Building America’s 21st Century Broadband Infrastructure: It’s Time We All Got Connected.

by Energy and Commerce Committee Chairman Greg Walden (R-OR) and Subcommittee on Communications and Technology Chairman Marsha Blackburn (R-TN)

The internet is an easy thing to take for granted, when you have it. You’re probably reading this op-ed online, and then you might check your email, read the news, or open a project for school or work. Despite how ubiquitous it seems in some parts of the country, 39 percent of Americans living in rural areas, or approximately 23 million people, lack sufficient access to high-speed broadband. That means a sizeable portion of the U.S., including in our districts in Oregon and Tennessee, is missing out on a transformative and necessary part of today’s economy. All Americans should be able to fully realize the opportunities made possible by broadband internet, like telemedicine, online education, and starting or growing a business. The Energy and Commerce Committee has already begun efforts on this front, and as we continue, we are glad to have an ally in President Trump, who understands the importance of expanding broadband infrastructure across the nation.

Last week, after the president signed two significant executive orders on improving broadband infrastructure, members of the Subcommittee on Communications and Technology introduced four resolutions laying out our principles for broadband expansion nationwide. The resolutions include prioritizing infrastructure funding to areas that are currently unserved, easing the regulatory process, ensuring coordination among all levels of government, and establishing clear, consistent rules regardless of broadband technology.

Introducing the resolutions was the first step in the larger legislative process to come. As we move forward, subcommittee members will be introducing a series of bills in the coming week reflecting these principles. The Subcommittee on Communications and Technology will hold hearings in the near future to discuss these issues further.

The bills will be introduced in three buckets: removing barriers to infrastructure buildout, supporting innovation, and strengthening the public safety benefits that come with access to broadband internet.

The first round of legislation will focus on removing the barriers to deploying infrastructure through legislation to simplify permits and requirements, and clean up duplicative agency processes. The reality is, it’s expensive, complicated, and time-consuming for broadband companies to reach the communities that need it. Our job in Congress is to expand access to high-speed broadband by making it easier, not harder, to get broadband connectivity to all Americans.

Next, members of the subcommittee will introduce legislation to establish a defined, consistent framework for all broadband technologies, encouraging innovation, growth, and prosperity in rural America.
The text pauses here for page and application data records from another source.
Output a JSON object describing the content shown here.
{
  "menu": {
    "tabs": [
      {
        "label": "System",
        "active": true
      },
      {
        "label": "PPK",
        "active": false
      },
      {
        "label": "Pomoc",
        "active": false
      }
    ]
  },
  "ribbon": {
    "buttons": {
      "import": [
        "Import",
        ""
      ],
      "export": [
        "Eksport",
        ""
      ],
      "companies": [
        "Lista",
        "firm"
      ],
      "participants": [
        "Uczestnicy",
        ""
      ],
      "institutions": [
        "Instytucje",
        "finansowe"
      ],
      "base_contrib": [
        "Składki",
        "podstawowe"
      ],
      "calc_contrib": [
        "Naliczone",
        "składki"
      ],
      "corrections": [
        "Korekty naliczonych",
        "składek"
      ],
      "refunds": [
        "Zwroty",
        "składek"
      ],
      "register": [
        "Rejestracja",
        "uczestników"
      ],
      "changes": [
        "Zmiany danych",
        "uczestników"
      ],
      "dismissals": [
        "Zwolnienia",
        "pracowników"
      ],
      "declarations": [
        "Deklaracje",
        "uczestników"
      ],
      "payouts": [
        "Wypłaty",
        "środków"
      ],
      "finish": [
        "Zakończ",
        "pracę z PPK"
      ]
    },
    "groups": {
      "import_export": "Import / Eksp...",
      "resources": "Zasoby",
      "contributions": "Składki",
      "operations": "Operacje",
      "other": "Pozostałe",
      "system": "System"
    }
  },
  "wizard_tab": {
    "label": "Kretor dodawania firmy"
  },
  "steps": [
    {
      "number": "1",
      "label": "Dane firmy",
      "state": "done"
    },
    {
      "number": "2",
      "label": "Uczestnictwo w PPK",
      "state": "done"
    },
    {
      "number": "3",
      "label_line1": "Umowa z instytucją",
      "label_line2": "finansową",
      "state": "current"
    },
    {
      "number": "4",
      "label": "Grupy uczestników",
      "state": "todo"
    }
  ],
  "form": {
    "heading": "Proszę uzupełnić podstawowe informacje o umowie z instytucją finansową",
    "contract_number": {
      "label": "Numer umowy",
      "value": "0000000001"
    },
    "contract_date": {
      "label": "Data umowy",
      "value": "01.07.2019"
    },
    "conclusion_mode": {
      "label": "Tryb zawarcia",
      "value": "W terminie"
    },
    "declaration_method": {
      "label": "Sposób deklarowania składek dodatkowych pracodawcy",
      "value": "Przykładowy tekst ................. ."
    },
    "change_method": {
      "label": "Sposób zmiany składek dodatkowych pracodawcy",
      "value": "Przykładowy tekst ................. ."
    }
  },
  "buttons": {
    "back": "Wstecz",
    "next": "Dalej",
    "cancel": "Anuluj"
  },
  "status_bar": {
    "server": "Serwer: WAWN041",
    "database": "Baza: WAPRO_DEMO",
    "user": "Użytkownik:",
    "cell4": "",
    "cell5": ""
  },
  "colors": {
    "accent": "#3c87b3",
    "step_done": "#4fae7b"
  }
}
If we want to boost technology and innovation, we need to make sure government is not picking winners and losers. Broadband internet access will open doors for business owners, students, farmers and many others across rural communities. The work we do will pave the way for innovation and make the internet more connected, resilient, and accessible no matter where you live.

Finally, by advancing funds for high-speed broadband in declared disaster areas, we can improve public safety response rates in affected regions. High-speed internet access ensures law enforcement and first responders have every tool at their disposal, and at the same time allow those suffering in a tragedy to communicate with those responders, not to mention their worried friends and families. Reliable and fast communications service can save lives, and we need to make certain it can be available in affected areas.

Throughout this process, we want to incorporate a range of idea and have conversations with both sides of the aisle. With an issue as important as broadband infrastructure, we also hope to work closely on our shared goals with the other House committees who can help build a bigger legislative package that reflects President Trump’s vision for a new era in American competitiveness. There is an incredible opportunity here to make a difference in Americans’ lives. Expanding broadband infrastructure means children can finish their online homework at home, a patient who lives hours away from his hospital can utilize telemedicine, and a business owner in rural America can grow her company online.

We cannot allow rural America to fall behind. Addressing the critical issue of broadband infrastructure will go a long way toward closing the digital divide and bringing economic growth to communities across the country.